§ **Exercise brief**: Within the records, determine how many lines contain the word "firefox". Your reply must consist of that number only.

§ **Material provided**:
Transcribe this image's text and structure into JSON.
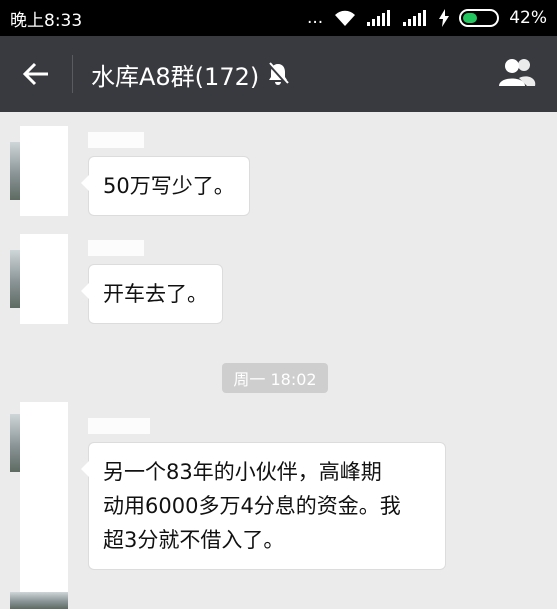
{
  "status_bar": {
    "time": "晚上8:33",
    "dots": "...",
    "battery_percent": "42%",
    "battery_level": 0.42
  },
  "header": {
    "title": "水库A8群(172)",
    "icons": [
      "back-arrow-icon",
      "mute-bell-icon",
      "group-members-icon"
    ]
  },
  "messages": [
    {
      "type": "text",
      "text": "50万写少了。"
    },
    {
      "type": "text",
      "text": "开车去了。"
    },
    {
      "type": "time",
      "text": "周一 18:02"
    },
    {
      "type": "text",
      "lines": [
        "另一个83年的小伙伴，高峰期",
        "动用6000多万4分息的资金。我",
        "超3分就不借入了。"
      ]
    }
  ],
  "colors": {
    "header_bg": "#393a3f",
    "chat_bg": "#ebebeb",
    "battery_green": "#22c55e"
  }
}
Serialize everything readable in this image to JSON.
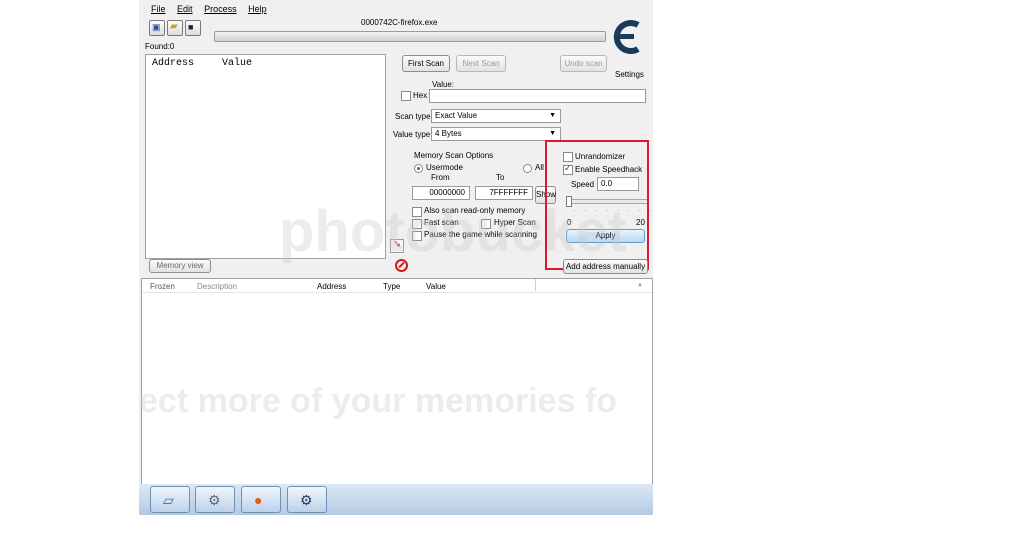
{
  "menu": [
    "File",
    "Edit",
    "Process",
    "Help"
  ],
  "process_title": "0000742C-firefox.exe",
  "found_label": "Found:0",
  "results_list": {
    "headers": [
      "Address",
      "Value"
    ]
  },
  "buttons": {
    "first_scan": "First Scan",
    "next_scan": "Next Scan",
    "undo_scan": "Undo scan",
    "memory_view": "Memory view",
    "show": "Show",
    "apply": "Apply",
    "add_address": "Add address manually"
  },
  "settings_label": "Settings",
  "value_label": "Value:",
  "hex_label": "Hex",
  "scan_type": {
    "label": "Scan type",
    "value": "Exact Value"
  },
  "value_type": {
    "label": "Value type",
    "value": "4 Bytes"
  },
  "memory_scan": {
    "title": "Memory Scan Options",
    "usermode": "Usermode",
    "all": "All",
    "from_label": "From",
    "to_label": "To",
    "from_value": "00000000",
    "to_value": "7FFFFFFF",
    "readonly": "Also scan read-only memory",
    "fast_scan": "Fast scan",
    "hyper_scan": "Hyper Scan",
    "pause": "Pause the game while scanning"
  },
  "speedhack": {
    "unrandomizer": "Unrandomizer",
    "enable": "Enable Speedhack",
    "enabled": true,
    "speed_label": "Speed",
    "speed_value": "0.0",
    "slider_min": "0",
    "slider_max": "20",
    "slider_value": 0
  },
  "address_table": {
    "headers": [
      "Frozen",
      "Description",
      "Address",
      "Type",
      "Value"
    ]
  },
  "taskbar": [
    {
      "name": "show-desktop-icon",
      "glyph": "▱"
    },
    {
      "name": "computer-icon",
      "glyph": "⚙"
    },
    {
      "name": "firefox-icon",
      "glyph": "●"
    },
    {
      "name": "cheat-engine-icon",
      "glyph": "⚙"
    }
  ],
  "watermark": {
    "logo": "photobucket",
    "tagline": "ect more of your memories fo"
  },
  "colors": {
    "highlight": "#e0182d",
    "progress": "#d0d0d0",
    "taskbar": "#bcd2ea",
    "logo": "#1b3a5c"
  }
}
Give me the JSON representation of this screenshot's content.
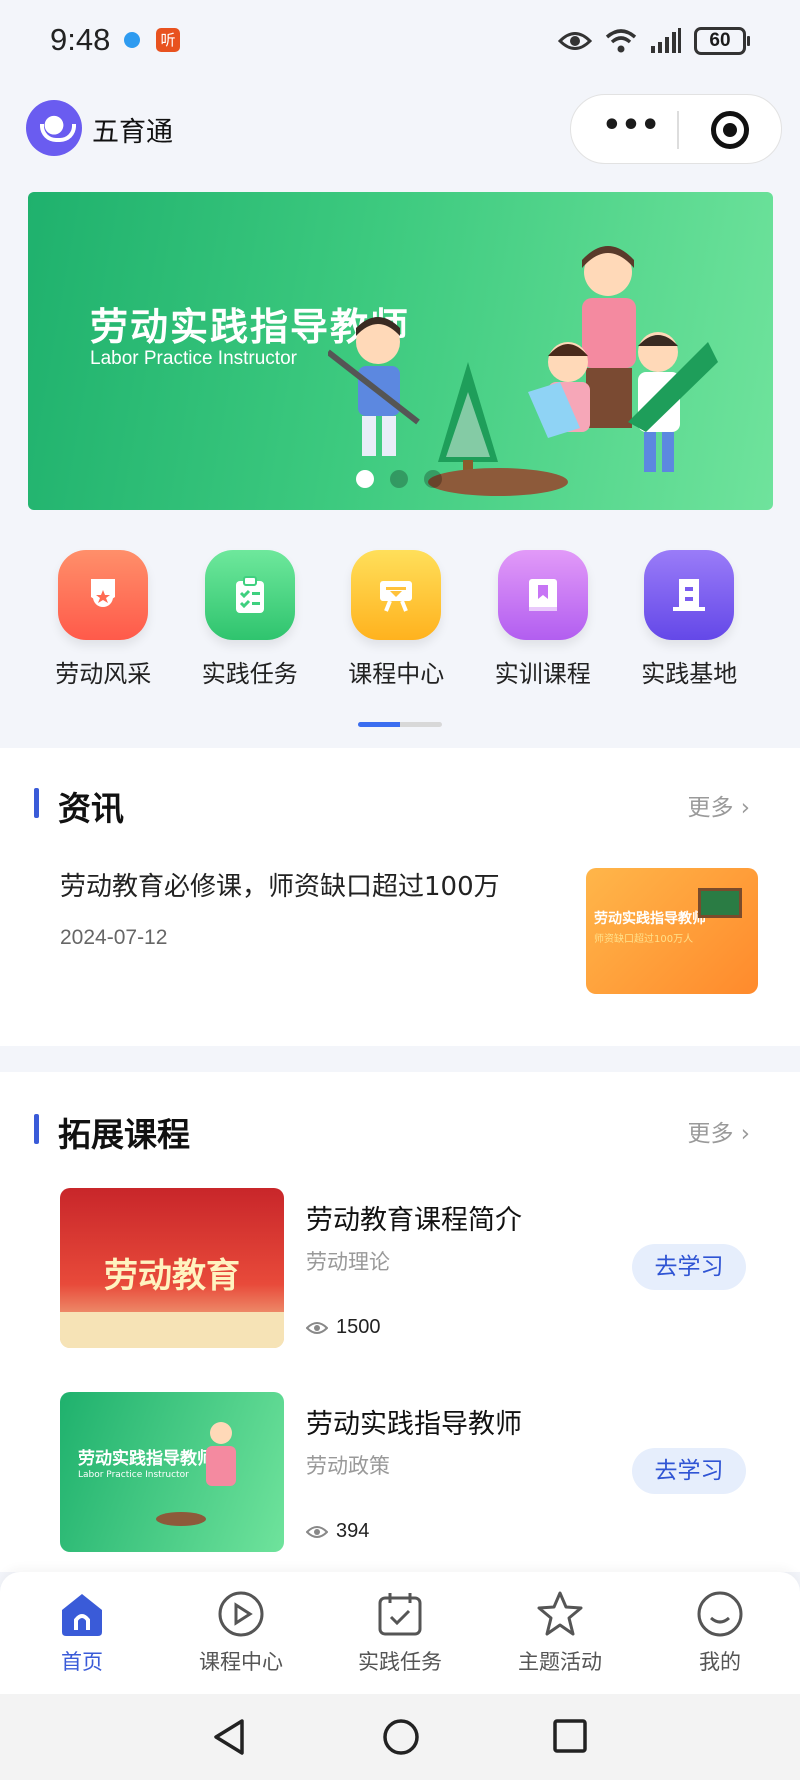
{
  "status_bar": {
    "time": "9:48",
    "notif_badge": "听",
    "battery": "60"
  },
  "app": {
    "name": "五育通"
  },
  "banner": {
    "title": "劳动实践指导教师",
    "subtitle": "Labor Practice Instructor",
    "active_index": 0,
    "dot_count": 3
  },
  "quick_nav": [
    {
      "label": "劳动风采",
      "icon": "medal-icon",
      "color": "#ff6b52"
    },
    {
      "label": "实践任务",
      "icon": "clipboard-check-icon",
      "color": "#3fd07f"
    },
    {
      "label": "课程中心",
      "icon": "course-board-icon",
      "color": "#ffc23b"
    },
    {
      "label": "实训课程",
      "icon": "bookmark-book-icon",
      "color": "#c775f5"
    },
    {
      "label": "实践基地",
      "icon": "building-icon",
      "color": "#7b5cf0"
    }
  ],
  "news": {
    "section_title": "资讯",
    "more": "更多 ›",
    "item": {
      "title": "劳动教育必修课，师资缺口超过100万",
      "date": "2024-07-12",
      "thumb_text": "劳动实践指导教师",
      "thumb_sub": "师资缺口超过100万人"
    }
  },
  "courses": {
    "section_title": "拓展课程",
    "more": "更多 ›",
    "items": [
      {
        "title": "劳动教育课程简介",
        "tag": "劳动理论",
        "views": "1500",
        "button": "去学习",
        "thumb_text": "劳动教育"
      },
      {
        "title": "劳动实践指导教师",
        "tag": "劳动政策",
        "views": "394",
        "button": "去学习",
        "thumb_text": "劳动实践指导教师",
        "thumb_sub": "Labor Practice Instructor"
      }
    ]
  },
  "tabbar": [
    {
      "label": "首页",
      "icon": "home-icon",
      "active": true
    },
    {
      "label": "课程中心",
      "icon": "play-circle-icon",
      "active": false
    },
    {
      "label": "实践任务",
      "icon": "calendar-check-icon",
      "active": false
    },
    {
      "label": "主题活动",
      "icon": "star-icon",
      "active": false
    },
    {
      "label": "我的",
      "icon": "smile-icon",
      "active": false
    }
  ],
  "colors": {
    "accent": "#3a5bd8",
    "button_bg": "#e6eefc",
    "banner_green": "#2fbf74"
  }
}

§ **Exercise result**: 2